The point is not so much that they are living happily ever after, but that a boardroom match could be made at all. Also, fellow board members barely blinked an eye at the news, said Franklin.

"Ten years ago, I'm not sure people would have stood for this," said Franklin, president and chief executive of Franklin Associates, a management consulting firm, who serves on six boards of major corporations.

In slow but steady increments, women have been tapped to help decide corporate governance issues and share in the pay and perks of directorships -- posts that almost always used to go to men. Some 395 women held 576 directorships last year at 439 of the top 1,000 companies, according to Catalyst, a consulting firm on business and women's issues.

Ten years ago, only 18 percent of America's Fortune 1,000 even thought about having a woman on the board, according to Catalyst.

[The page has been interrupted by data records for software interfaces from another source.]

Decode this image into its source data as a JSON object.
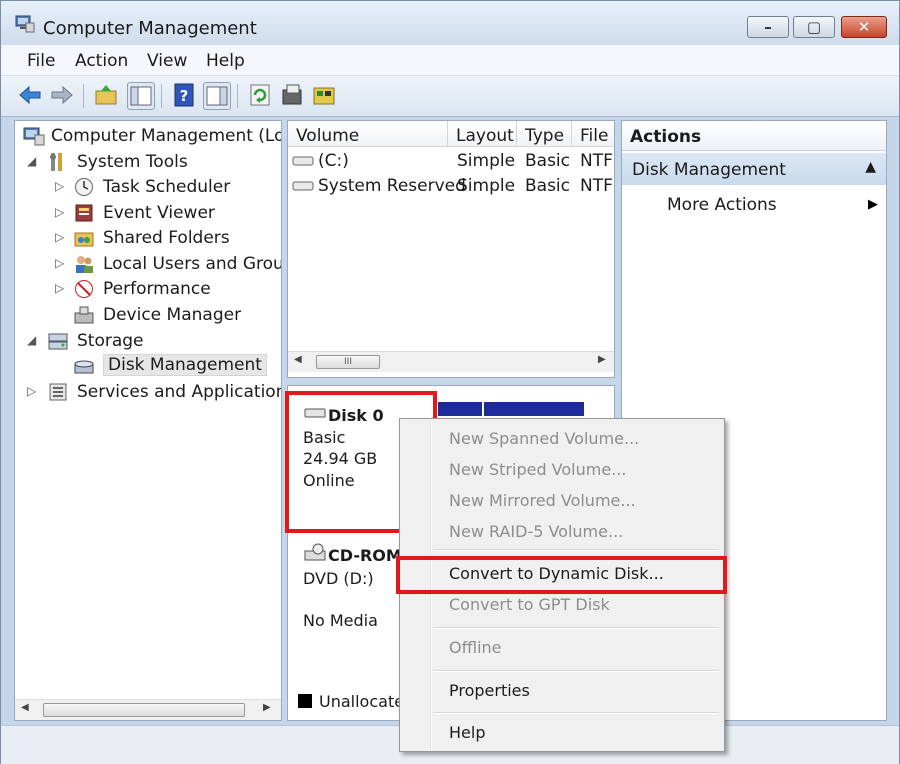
{
  "window": {
    "title": "Computer Management",
    "min_label": "–",
    "max_label": "▢",
    "close_label": "✕"
  },
  "menu": [
    "File",
    "Action",
    "View",
    "Help"
  ],
  "tree": {
    "root": "Computer Management (Local",
    "system_tools": "System Tools",
    "task_scheduler": "Task Scheduler",
    "event_viewer": "Event Viewer",
    "shared_folders": "Shared Folders",
    "local_users": "Local Users and Groups",
    "performance": "Performance",
    "device_manager": "Device Manager",
    "storage": "Storage",
    "disk_management": "Disk Management",
    "services": "Services and Applications"
  },
  "volumes": {
    "headers": [
      "Volume",
      "Layout",
      "Type",
      "File S"
    ],
    "rows": [
      [
        "(C:)",
        "Simple",
        "Basic",
        "NTF"
      ],
      [
        "System Reserved",
        "Simple",
        "Basic",
        "NTF"
      ]
    ]
  },
  "disk0": {
    "name": "Disk 0",
    "type": "Basic",
    "size": "24.94 GB",
    "status": "Online"
  },
  "cdrom": {
    "name": "CD-ROM",
    "drive": "DVD (D:)",
    "media": "No Media"
  },
  "legend": {
    "unallocated": "Unallocate"
  },
  "actions": {
    "header": "Actions",
    "section": "Disk Management",
    "more": "More Actions"
  },
  "context_menu": {
    "new_spanned": "New Spanned Volume...",
    "new_striped": "New Striped Volume...",
    "new_mirrored": "New Mirrored Volume...",
    "new_raid5": "New RAID-5 Volume...",
    "convert_dynamic": "Convert to Dynamic Disk...",
    "convert_gpt": "Convert to GPT Disk",
    "offline": "Offline",
    "properties": "Properties",
    "help": "Help"
  },
  "scroll_thumb_glyph": "III",
  "colors": {
    "highlight_red": "#e11919",
    "partition_blue": "#1d2a9a",
    "title_bar": "#cfdced"
  }
}
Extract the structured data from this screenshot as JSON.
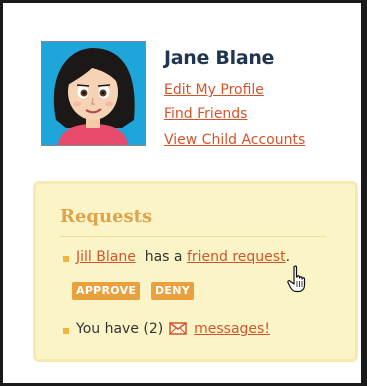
{
  "profile": {
    "name": "Jane Blane",
    "links": {
      "edit": "Edit My Profile",
      "friends": "Find Friends",
      "child": "View Child Accounts"
    }
  },
  "requests": {
    "title": "Requests",
    "friend_request": {
      "person": "Jill Blane",
      "middle": "has a",
      "link": "friend request",
      "end": ".",
      "approve_label": "APPROVE",
      "deny_label": "DENY"
    },
    "messages": {
      "prefix": "You have (2)",
      "link": "messages!"
    }
  },
  "colors": {
    "link": "#d4542a",
    "name": "#1f3550",
    "button": "#e8a13c",
    "panel": "#fbf4c7",
    "avatar_bg": "#1ea5d9"
  },
  "icons": {
    "avatar": "cartoon-girl-avatar",
    "message": "envelope-icon",
    "pointer": "hand-pointer-cursor"
  }
}
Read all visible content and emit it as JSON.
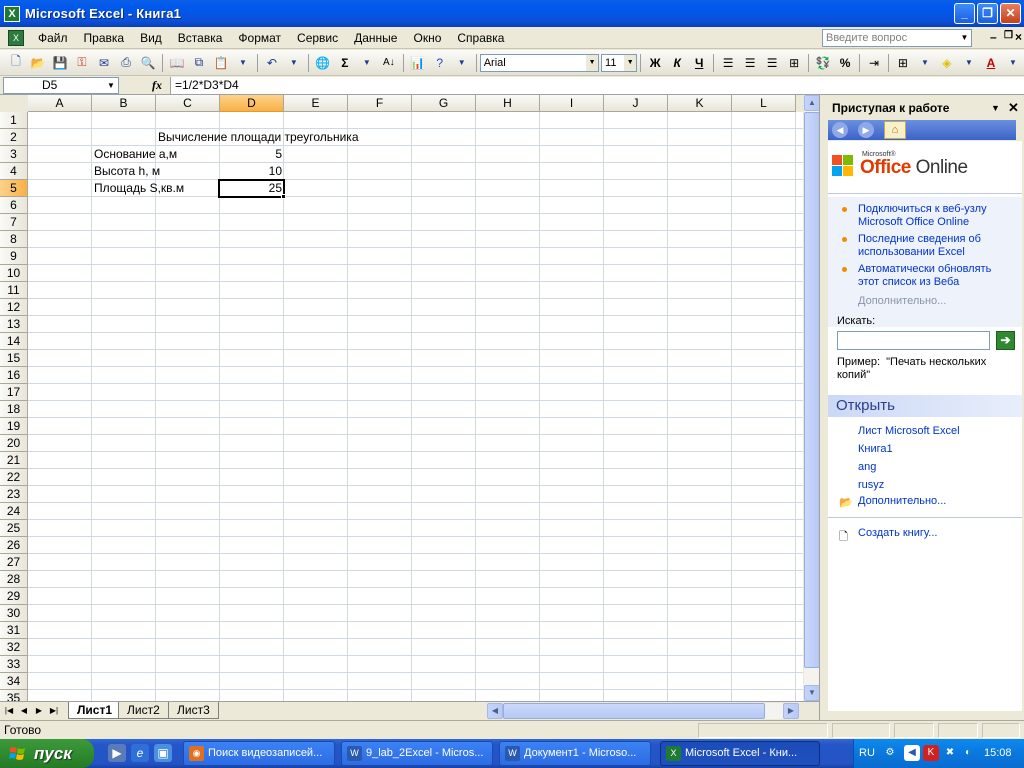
{
  "window": {
    "title": "Microsoft Excel - Книга1",
    "minimize": "_",
    "maximize": "❐",
    "close": "✕"
  },
  "menubar": {
    "items": [
      "Файл",
      "Правка",
      "Вид",
      "Вставка",
      "Формат",
      "Сервис",
      "Данные",
      "Окно",
      "Справка"
    ],
    "help_placeholder": "Введите вопрос"
  },
  "toolbar": {
    "font_name": "Arial",
    "font_size": "11",
    "sum_symbol": "Σ",
    "bold": "Ж",
    "italic": "К",
    "underline": "Ч",
    "percent": "%"
  },
  "formula_bar": {
    "name_box": "D5",
    "fx": "fx",
    "formula": "=1/2*D3*D4"
  },
  "grid": {
    "columns": [
      "A",
      "B",
      "C",
      "D",
      "E",
      "F",
      "G",
      "H",
      "I",
      "J",
      "K",
      "L"
    ],
    "rows": [
      "1",
      "2",
      "3",
      "4",
      "5",
      "6",
      "7",
      "8",
      "9",
      "10",
      "11",
      "12",
      "13",
      "14",
      "15",
      "16",
      "17",
      "18",
      "19",
      "20",
      "21",
      "22",
      "23",
      "24",
      "25",
      "26",
      "27",
      "28",
      "29",
      "30",
      "31",
      "32",
      "33",
      "34",
      "35"
    ],
    "selected_column": "D",
    "selected_row": "5",
    "cells": {
      "C2": "Вычисление площади треугольника",
      "B3": "Основание а,м",
      "D3": "5",
      "B4": "Высота h, м",
      "D4": "10",
      "B5": "Площадь S,кв.м",
      "D5": "25"
    }
  },
  "sheets": {
    "tabs": [
      "Лист1",
      "Лист2",
      "Лист3"
    ],
    "active": "Лист1"
  },
  "status": {
    "text": "Готово"
  },
  "taskpane": {
    "title": "Приступая к работе",
    "logo_small": "Microsoft®",
    "logo_text_1": "Office",
    "logo_text_2": " Online",
    "bullets": [
      "Подключиться к веб-узлу Microsoft Office Online",
      "Последние сведения об использовании Excel",
      "Автоматически обновлять этот список из Веба"
    ],
    "more": "Дополнительно...",
    "search_label": "Искать:",
    "example_label": "Пример:",
    "example_value": "\"Печать нескольких копий\"",
    "open_header": "Открыть",
    "files": [
      "Лист Microsoft Excel",
      "Книга1",
      "ang",
      "rusyz"
    ],
    "open_more": "Дополнительно...",
    "create": "Создать книгу..."
  },
  "taskbar": {
    "start": "пуск",
    "tasks": [
      "Поиск видеозаписей...",
      "9_lab_2Excel - Micros...",
      "Документ1 - Microso...",
      "Microsoft Excel - Кни..."
    ],
    "lang": "RU",
    "clock": "15:08"
  }
}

Only 204 women held board positions.

Furthermore, those women who were sitting shoulder-to-shoulder with the pinstripe suits in boardrooms often were chosen more for what they didn't do than for what they could do.

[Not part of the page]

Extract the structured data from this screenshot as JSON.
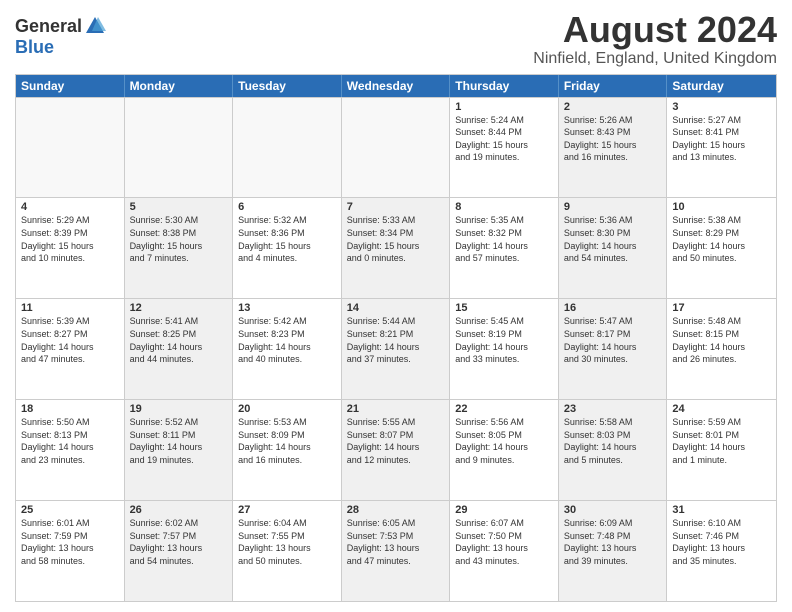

"Up until about seven years ago, the chief executive officer who was looking for a woman board member was looking for a woman who was discreet and well-mannered. Someone who kept her shoes on and her hair combed," said Felice N. Schwartz, president of Catalyst. "Today they want a woman with business in her bones who can make a contribution from day one."

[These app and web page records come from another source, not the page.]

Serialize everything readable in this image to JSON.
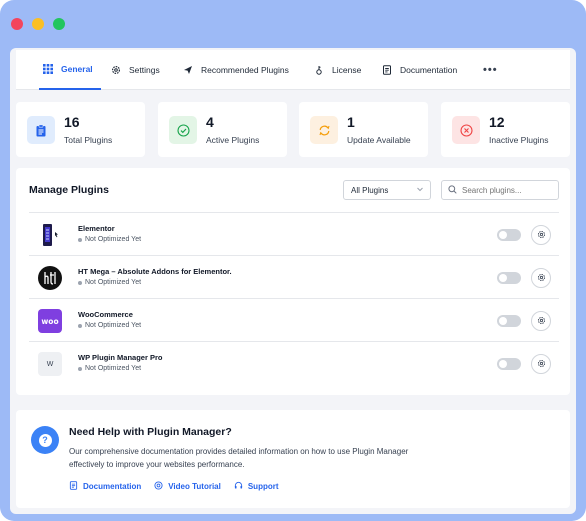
{
  "window": {
    "controls": [
      "close",
      "minimize",
      "maximize"
    ]
  },
  "tabs": [
    {
      "label": "General",
      "icon": "grid-icon",
      "active": true
    },
    {
      "label": "Settings",
      "icon": "gear-icon",
      "active": false
    },
    {
      "label": "Recommended Plugins",
      "icon": "send-icon",
      "active": false
    },
    {
      "label": "License",
      "icon": "key-icon",
      "active": false
    },
    {
      "label": "Documentation",
      "icon": "document-icon",
      "active": false
    }
  ],
  "more_label": "•••",
  "stats": [
    {
      "value": "16",
      "label": "Total Plugins",
      "icon": "clipboard-icon",
      "color": "#2563eb",
      "bg": "#e0ecfd"
    },
    {
      "value": "4",
      "label": "Active Plugins",
      "icon": "check-circle-icon",
      "color": "#16a34a",
      "bg": "#e3f5e6"
    },
    {
      "value": "1",
      "label": "Update Available",
      "icon": "refresh-icon",
      "color": "#f59e0b",
      "bg": "#fdf0e0"
    },
    {
      "value": "12",
      "label": "Inactive Plugins",
      "icon": "x-circle-icon",
      "color": "#ef4444",
      "bg": "#fde4e4"
    }
  ],
  "manage": {
    "title": "Manage Plugins",
    "filter_value": "All Plugins",
    "search_placeholder": "Search plugins...",
    "plugins": [
      {
        "name": "Elementor",
        "status": "Not Optimized Yet",
        "logo": "elementor-logo",
        "enabled": false
      },
      {
        "name": "HT Mega – Absolute Addons for Elementor.",
        "status": "Not Optimized Yet",
        "logo": "htmega-logo",
        "enabled": false
      },
      {
        "name": "WooCommerce",
        "status": "Not Optimized Yet",
        "logo": "woo-logo",
        "logo_text": "woo",
        "enabled": false
      },
      {
        "name": "WP Plugin Manager Pro",
        "status": "Not Optimized Yet",
        "logo": "wp-logo",
        "logo_text": "W",
        "enabled": false
      }
    ]
  },
  "help": {
    "title": "Need Help with Plugin Manager?",
    "description": "Our comprehensive documentation provides detailed information on how to use Plugin Manager effectively to improve your websites performance.",
    "links": [
      {
        "label": "Documentation",
        "icon": "document-icon"
      },
      {
        "label": "Video Tutorial",
        "icon": "play-circle-icon"
      },
      {
        "label": "Support",
        "icon": "headset-icon"
      }
    ]
  }
}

The National Women's Economic Alliance Foundation, which will honor 10 of America's female corporate directors for their accomplishments at a dinner here tonight, reported that 405 women currently serve on corporate boards, representing 45 percent of the nations' top 1,000 corporations.

Korn/Ferry International, a senior management search firm, reported a slight decline in the number of women holding board seats last year, probably because of seats lost through mergers and acquisitions.

This year's Korn/Ferry study of directors, based on a preliminary response of 235 companies, shows that the proportion of companies that have at least one woman on the board has increased to 52 percent. The final report will be published in February.

"The best thing I can say is that it has changed from the exotic to the routine," said Anne L. Armstrong, who serves on the boards of four companies. "I went on in 1975 and we were rarities."

But it continues to be a lonely job for a female director at the 457 companies that have women on the board. Usually, a woman sits alone, though the Alliance survey found that 116 corporations have more than one female director.

The biggest number of female directors was found in the financial, manufacturing and retail sectors, according to that survey.

Overall, women probably hold fewer than 5 percent of the directorships available at the top 1,000 companies. They are even more underrepresented as inside directors for their own companies, experts estimate.

"They are generally on the periphery of business, not the mainstream," said John H. Bryan Jr., chairman and chief executive of Sara Lee Corp., which has two women on its board. "But they make a difference in changing the attitudes of companies."

Bryan said he is concerned that the small breakthroughs that have been made in the boardroom by women will overshadow the real progress that has yet to be made -- into the ranks of top management.

"We have to have a major catchup in women in management to increase their numbers at the board level," said Bryan.

"That can best be done by advancing women to higher management levels. It would be easy to fool oneself and think we have made more progress than we have," he said.

Ascending to the top ranks of management, which has been all but impossible save for a handful of women, is crucial because companies consider the model board member to be "president or chairman, retired or sitting for a company equal in size or larger than we are," said Bryan.

Companies that are filling vacant seats with women are getting pickier. "Board directorships are becoming more important and fewer slots are allocated to women," said Jerry Jasinowski, executive vice president of the National Association of Manufacturers. "The 'ladies slot' just doesn't hold anymore."

Increasingly, women are going onto boards from functional positions within companies. Though Schwartz estimates that the pool of women positioned to go onto boards probably numbers only about 350, there are other factors working in the favor of women.

One of those is that companies are having a difficult time recruiting the typical director, who is male, because of the impact of shareholder suits and legal actions against boards. Also, Korn/Ferry reported that an increasing number of prospective directors turned down the job primarily because it took too much of their time.

Patricia Harrison, president of the National Women's Economic Alliance, said those problems increase female possibilities. "For many women, it's the feeling that this is an opportunity and 'I will take the risk,' " she said.